→ Try it: Give the records again, every one, exactly.

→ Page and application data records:
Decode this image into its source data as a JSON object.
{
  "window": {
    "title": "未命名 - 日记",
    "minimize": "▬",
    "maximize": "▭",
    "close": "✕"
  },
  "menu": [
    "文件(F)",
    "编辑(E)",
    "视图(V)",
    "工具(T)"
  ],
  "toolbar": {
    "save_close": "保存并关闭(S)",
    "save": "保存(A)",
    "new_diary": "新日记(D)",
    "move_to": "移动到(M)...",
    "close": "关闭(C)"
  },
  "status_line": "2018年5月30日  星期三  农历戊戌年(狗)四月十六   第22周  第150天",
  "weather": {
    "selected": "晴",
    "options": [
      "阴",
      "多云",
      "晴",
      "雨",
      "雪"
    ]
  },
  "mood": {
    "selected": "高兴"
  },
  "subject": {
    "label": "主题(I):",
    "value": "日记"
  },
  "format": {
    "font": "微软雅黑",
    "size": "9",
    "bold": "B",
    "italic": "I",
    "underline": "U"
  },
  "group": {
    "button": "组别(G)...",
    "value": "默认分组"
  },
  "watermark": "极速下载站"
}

→ Result of the exercise:
Decode this image into its source data as a JSON object.
{
  "window": {
    "title": "未命名 - 日记",
    "minimize": "▬",
    "maximize": "▭",
    "close": "✕"
  },
  "menu": [
    "文件(F)",
    "编辑(E)",
    "视图(V)",
    "工具(T)"
  ],
  "toolbar": {
    "save_close": "保存并关闭(S)",
    "save": "保存(A)",
    "new_diary": "新日记(D)",
    "move_to": "移动到(M)...",
    "close": "关闭(C)"
  },
  "status_line": "2018年5月30日  星期三  农历戊戌年(狗)四月十六   第22周  第150天",
  "weather": {
    "selected": "晴",
    "options": [
      "阴",
      "多云",
      "晴",
      "雨",
      "雪"
    ]
  },
  "mood": {
    "selected": "高兴"
  },
  "subject": {
    "label": "主题(I):",
    "value": "日记"
  },
  "format": {
    "font": "微软雅黑",
    "size": "9",
    "bold": "B",
    "italic": "I",
    "underline": "U"
  },
  "group": {
    "button": "组别(G)...",
    "value": "默认分组"
  },
  "watermark": "极速下载站"
}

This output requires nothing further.